Almost thirty years after its inauguration, the Guanacahabibes Peninsula biosphere reserve showcases Cuba’s endemic wildlife and also offers ways to conserve it.
Located in the Island’s most western zone in the province of Pinar del Río the zone supports species of flora and fauna that experts are continuously trying to record and track.
This species protection work monopolizes the attention of scientific institutions and international organizations intent on augmenting their experience but may actually also rank as one of the primary challenges facing the area.
This is the reason why a team of Cuban specialists in its management and care attended the recent IV World Biosphere Reserve Congress in the Peruvian capital of Lima.
Zone coordinator, Lázaro Márquez, told Cuba- Plus that the team went to share the methods they apply in the area, especially regarding the participation of young people in species conservation work.
He said that one of the challenges arising from the Lima Congress is the development of a 10- year global plan for the protection of these sites, in compliance with UN sustainable development goals.
For the expert, who could well be described as a founder of the Reserve since its designation in 1987, one of its principal attractions are the sea turtles, which are also perhaps most the vulnerable to predators.
Márquez said, “poaching has taken a considerable toll, but we have put into place environmental conservation plans that involve all the surrounding communities.” He explained how the project has achieved the “miracle” of converting some former poachers into people who now have a conscience and are involved in turtle care and protection.
Young people are particularly integrated into the diverse range of programs designed for all educational levels, from primary to pre-university.
They participate in educational talks and even in the monitoring work that involves the tracking of these animals from the moment nesting commences.
He explained that this is exhausting work involving tough days, but that it has contributed to the formation of consciences.
The expert said that turtle monitoring also attracted tourists, many of whom came to learn how to raise and conserve them.

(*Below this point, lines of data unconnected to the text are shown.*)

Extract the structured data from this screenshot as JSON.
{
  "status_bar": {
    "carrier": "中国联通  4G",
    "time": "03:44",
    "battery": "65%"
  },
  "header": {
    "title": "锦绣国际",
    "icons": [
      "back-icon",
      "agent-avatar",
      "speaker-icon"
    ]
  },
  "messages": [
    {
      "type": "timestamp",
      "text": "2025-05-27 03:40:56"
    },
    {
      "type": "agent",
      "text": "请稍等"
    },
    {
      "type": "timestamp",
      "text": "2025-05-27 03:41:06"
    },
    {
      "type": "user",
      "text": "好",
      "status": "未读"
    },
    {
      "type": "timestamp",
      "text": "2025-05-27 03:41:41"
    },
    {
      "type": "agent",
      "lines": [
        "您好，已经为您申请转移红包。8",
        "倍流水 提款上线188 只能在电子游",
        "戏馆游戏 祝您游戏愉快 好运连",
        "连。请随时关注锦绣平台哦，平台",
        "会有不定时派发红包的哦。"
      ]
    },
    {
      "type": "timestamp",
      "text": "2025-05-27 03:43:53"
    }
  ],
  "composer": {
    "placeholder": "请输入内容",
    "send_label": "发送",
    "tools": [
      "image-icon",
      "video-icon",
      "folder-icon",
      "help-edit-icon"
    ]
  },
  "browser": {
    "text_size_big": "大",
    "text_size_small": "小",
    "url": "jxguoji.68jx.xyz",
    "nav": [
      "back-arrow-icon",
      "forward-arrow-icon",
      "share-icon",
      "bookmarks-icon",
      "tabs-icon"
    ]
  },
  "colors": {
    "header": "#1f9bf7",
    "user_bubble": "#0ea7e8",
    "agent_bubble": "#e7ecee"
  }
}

Márquez added that the number of visitors interested in conservation was on the rise and that eco-tourists were attracted not only by the turtles, but also by bird life—the reserve is home to more than 150 species including 45 types of migratory birds and many endemic species.